Description of the task => The answer should contain all of the records below, each one copied word for word.

Input =>
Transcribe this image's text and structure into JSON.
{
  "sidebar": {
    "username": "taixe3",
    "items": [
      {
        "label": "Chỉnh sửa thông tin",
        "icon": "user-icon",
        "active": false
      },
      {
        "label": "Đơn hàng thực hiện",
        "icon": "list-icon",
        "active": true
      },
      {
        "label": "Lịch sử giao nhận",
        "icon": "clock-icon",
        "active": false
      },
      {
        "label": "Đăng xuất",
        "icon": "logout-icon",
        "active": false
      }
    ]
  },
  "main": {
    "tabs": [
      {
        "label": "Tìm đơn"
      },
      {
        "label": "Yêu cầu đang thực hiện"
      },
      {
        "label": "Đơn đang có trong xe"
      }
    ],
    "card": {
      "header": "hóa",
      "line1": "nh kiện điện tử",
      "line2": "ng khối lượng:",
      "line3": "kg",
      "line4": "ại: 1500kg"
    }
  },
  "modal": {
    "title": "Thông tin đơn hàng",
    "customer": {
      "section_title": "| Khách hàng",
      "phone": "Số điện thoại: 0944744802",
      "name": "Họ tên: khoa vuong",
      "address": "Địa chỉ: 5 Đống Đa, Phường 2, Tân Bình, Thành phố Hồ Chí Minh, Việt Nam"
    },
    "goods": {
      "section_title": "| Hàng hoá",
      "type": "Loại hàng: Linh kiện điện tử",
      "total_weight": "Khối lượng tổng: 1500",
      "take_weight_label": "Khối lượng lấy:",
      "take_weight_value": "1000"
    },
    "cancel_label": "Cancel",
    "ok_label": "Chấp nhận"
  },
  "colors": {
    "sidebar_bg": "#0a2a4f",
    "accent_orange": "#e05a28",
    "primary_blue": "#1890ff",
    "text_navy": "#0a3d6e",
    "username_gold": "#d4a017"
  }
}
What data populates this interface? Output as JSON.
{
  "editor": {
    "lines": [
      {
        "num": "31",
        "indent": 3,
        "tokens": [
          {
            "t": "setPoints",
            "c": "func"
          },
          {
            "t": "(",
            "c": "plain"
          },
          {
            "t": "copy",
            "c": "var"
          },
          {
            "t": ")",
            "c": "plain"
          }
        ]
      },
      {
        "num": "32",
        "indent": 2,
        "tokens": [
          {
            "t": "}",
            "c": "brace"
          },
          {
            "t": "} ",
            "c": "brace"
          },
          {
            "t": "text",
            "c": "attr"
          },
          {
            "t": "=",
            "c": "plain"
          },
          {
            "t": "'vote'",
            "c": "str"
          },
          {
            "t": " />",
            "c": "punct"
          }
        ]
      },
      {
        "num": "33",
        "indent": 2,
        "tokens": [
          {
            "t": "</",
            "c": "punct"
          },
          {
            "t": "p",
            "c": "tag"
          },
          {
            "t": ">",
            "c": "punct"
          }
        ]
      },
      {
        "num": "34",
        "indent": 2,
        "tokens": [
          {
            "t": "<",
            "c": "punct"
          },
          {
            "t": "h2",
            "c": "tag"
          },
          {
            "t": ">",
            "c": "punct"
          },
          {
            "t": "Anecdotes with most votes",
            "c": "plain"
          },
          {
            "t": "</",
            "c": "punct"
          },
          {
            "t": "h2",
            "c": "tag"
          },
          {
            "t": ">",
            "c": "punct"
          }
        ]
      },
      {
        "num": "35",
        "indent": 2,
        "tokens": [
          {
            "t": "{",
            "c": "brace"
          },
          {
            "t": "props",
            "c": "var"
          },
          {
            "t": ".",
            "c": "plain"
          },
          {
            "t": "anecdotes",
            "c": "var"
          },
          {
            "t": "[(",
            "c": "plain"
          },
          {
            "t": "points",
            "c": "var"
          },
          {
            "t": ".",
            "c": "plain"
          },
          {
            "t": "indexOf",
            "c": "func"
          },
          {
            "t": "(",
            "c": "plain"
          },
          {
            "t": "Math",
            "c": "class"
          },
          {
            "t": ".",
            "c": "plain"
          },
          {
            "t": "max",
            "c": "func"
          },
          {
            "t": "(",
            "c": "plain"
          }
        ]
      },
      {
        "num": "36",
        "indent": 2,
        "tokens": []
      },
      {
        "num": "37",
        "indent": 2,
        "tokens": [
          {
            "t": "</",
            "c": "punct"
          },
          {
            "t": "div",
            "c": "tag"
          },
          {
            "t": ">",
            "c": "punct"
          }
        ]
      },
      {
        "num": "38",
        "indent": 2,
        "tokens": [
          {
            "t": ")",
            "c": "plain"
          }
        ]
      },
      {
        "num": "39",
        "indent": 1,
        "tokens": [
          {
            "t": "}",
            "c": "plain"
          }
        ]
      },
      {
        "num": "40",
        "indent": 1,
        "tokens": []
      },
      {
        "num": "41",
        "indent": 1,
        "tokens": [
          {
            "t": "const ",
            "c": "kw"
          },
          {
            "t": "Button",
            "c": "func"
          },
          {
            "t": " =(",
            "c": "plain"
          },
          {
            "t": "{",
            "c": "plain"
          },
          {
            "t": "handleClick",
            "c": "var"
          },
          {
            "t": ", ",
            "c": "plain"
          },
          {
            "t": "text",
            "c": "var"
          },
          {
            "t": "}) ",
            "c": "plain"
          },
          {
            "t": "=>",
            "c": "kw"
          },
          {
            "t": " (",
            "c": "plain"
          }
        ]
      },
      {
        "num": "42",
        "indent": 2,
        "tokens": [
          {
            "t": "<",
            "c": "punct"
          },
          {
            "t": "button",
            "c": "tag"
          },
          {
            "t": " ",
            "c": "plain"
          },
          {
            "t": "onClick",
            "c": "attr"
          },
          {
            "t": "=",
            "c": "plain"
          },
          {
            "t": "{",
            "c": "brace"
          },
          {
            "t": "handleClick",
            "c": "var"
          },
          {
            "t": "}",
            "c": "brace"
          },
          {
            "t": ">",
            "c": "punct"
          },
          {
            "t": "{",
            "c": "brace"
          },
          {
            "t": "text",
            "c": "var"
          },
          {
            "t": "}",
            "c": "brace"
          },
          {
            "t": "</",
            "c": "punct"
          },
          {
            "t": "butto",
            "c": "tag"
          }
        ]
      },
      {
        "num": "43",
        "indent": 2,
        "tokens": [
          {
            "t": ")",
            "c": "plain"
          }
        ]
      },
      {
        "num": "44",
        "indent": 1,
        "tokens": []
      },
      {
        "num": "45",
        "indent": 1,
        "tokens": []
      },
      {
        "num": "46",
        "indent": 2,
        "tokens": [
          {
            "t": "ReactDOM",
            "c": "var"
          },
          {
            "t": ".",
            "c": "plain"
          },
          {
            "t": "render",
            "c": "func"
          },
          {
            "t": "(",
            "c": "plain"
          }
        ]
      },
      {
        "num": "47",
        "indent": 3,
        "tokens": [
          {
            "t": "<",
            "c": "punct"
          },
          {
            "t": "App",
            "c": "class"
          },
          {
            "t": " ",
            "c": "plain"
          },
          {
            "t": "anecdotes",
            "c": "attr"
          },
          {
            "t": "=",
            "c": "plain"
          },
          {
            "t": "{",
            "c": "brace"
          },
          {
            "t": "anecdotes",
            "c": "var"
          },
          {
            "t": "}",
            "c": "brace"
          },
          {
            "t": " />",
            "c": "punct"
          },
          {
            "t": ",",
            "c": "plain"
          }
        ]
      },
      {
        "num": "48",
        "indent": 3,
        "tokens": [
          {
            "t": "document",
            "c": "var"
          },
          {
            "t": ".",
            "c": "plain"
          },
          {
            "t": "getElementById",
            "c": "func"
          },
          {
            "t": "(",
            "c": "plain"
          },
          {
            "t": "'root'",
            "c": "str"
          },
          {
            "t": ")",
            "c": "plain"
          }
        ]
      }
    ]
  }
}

Solution to this task =>
Transcribe this image's text and structure into JSON.
{
  "sidebar": {
    "username": "taixe3",
    "items": [
      {
        "label": "Chỉnh sửa thông tin",
        "icon": "user-icon",
        "active": false
      },
      {
        "label": "Đơn hàng thực hiện",
        "icon": "list-icon",
        "active": true
      },
      {
        "label": "Lịch sử giao nhận",
        "icon": "clock-icon",
        "active": false
      },
      {
        "label": "Đăng xuất",
        "icon": "logout-icon",
        "active": false
      }
    ]
  },
  "main": {
    "tabs": [
      {
        "label": "Tìm đơn"
      },
      {
        "label": "Yêu cầu đang thực hiện"
      },
      {
        "label": "Đơn đang có trong xe"
      }
    ],
    "card": {
      "header": "hóa",
      "line1": "nh kiện điện tử",
      "line2": "ng khối lượng:",
      "line3": "kg",
      "line4": "ại: 1500kg"
    }
  },
  "modal": {
    "title": "Thông tin đơn hàng",
    "customer": {
      "section_title": "| Khách hàng",
      "phone": "Số điện thoại: 0944744802",
      "name": "Họ tên: khoa vuong",
      "address": "Địa chỉ: 5 Đống Đa, Phường 2, Tân Bình, Thành phố Hồ Chí Minh, Việt Nam"
    },
    "goods": {
      "section_title": "| Hàng hoá",
      "type": "Loại hàng: Linh kiện điện tử",
      "total_weight": "Khối lượng tổng: 1500",
      "take_weight_label": "Khối lượng lấy:",
      "take_weight_value": "1000"
    },
    "cancel_label": "Cancel",
    "ok_label": "Chấp nhận"
  },
  "colors": {
    "sidebar_bg": "#0a2a4f",
    "accent_orange": "#e05a28",
    "primary_blue": "#1890ff",
    "text_navy": "#0a3d6e",
    "username_gold": "#d4a017"
  }
}
What data populates this interface? Output as JSON.
{
  "editor": {
    "lines": [
      {
        "num": "31",
        "indent": 3,
        "tokens": [
          {
            "t": "setPoints",
            "c": "func"
          },
          {
            "t": "(",
            "c": "plain"
          },
          {
            "t": "copy",
            "c": "var"
          },
          {
            "t": ")",
            "c": "plain"
          }
        ]
      },
      {
        "num": "32",
        "indent": 2,
        "tokens": [
          {
            "t": "}",
            "c": "brace"
          },
          {
            "t": "} ",
            "c": "brace"
          },
          {
            "t": "text",
            "c": "attr"
          },
          {
            "t": "=",
            "c": "plain"
          },
          {
            "t": "'vote'",
            "c": "str"
          },
          {
            "t": " />",
            "c": "punct"
          }
        ]
      },
      {
        "num": "33",
        "indent": 2,
        "tokens": [
          {
            "t": "</",
            "c": "punct"
          },
          {
            "t": "p",
            "c": "tag"
          },
          {
            "t": ">",
            "c": "punct"
          }
        ]
      },
      {
        "num": "34",
        "indent": 2,
        "tokens": [
          {
            "t": "<",
            "c": "punct"
          },
          {
            "t": "h2",
            "c": "tag"
          },
          {
            "t": ">",
            "c": "punct"
          },
          {
            "t": "Anecdotes with most votes",
            "c": "plain"
          },
          {
            "t": "</",
            "c": "punct"
          },
          {
            "t": "h2",
            "c": "tag"
          },
          {
            "t": ">",
            "c": "punct"
          }
        ]
      },
      {
        "num": "35",
        "indent": 2,
        "tokens": [
          {
            "t": "{",
            "c": "brace"
          },
          {
            "t": "props",
            "c": "var"
          },
          {
            "t": ".",
            "c": "plain"
          },
          {
            "t": "anecdotes",
            "c": "var"
          },
          {
            "t": "[(",
            "c": "plain"
          },
          {
            "t": "points",
            "c": "var"
          },
          {
            "t": ".",
            "c": "plain"
          },
          {
            "t": "indexOf",
            "c": "func"
          },
          {
            "t": "(",
            "c": "plain"
          },
          {
            "t": "Math",
            "c": "class"
          },
          {
            "t": ".",
            "c": "plain"
          },
          {
            "t": "max",
            "c": "func"
          },
          {
            "t": "(",
            "c": "plain"
          }
        ]
      },
      {
        "num": "36",
        "indent": 2,
        "tokens": []
      },
      {
        "num": "37",
        "indent": 2,
        "tokens": [
          {
            "t": "</",
            "c": "punct"
          },
          {
            "t": "div",
            "c": "tag"
          },
          {
            "t": ">",
            "c": "punct"
          }
        ]
      },
      {
        "num": "38",
        "indent": 2,
        "tokens": [
          {
            "t": ")",
            "c": "plain"
          }
        ]
      },
      {
        "num": "39",
        "indent": 1,
        "tokens": [
          {
            "t": "}",
            "c": "plain"
          }
        ]
      },
      {
        "num": "40",
        "indent": 1,
        "tokens": []
      },
      {
        "num": "41",
        "indent": 1,
        "tokens": [
          {
            "t": "const ",
            "c": "kw"
          },
          {
            "t": "Button",
            "c": "func"
          },
          {
            "t": " =(",
            "c": "plain"
          },
          {
            "t": "{",
            "c": "plain"
          },
          {
            "t": "handleClick",
            "c": "var"
          },
          {
            "t": ", ",
            "c": "plain"
          },
          {
            "t": "text",
            "c": "var"
          },
          {
            "t": "}) ",
            "c": "plain"
          },
          {
            "t": "=>",
            "c": "kw"
          },
          {
            "t": " (",
            "c": "plain"
          }
        ]
      },
      {
        "num": "42",
        "indent": 2,
        "tokens": [
          {
            "t": "<",
            "c": "punct"
          },
          {
            "t": "button",
            "c": "tag"
          },
          {
            "t": " ",
            "c": "plain"
          },
          {
            "t": "onClick",
            "c": "attr"
          },
          {
            "t": "=",
            "c": "plain"
          },
          {
            "t": "{",
            "c": "brace"
          },
          {
            "t": "handleClick",
            "c": "var"
          },
          {
            "t": "}",
            "c": "brace"
          },
          {
            "t": ">",
            "c": "punct"
          },
          {
            "t": "{",
            "c": "brace"
          },
          {
            "t": "text",
            "c": "var"
          },
          {
            "t": "}",
            "c": "brace"
          },
          {
            "t": "</",
            "c": "punct"
          },
          {
            "t": "butto",
            "c": "tag"
          }
        ]
      },
      {
        "num": "43",
        "indent": 2,
        "tokens": [
          {
            "t": ")",
            "c": "plain"
          }
        ]
      },
      {
        "num": "44",
        "indent": 1,
        "tokens": []
      },
      {
        "num": "45",
        "indent": 1,
        "tokens": []
      },
      {
        "num": "46",
        "indent": 2,
        "tokens": [
          {
            "t": "ReactDOM",
            "c": "var"
          },
          {
            "t": ".",
            "c": "plain"
          },
          {
            "t": "render",
            "c": "func"
          },
          {
            "t": "(",
            "c": "plain"
          }
        ]
      },
      {
        "num": "47",
        "indent": 3,
        "tokens": [
          {
            "t": "<",
            "c": "punct"
          },
          {
            "t": "App",
            "c": "class"
          },
          {
            "t": " ",
            "c": "plain"
          },
          {
            "t": "anecdotes",
            "c": "attr"
          },
          {
            "t": "=",
            "c": "plain"
          },
          {
            "t": "{",
            "c": "brace"
          },
          {
            "t": "anecdotes",
            "c": "var"
          },
          {
            "t": "}",
            "c": "brace"
          },
          {
            "t": " />",
            "c": "punct"
          },
          {
            "t": ",",
            "c": "plain"
          }
        ]
      },
      {
        "num": "48",
        "indent": 3,
        "tokens": [
          {
            "t": "document",
            "c": "var"
          },
          {
            "t": ".",
            "c": "plain"
          },
          {
            "t": "getElementById",
            "c": "func"
          },
          {
            "t": "(",
            "c": "plain"
          },
          {
            "t": "'root'",
            "c": "str"
          },
          {
            "t": ")",
            "c": "plain"
          }
        ]
      }
    ]
  }
}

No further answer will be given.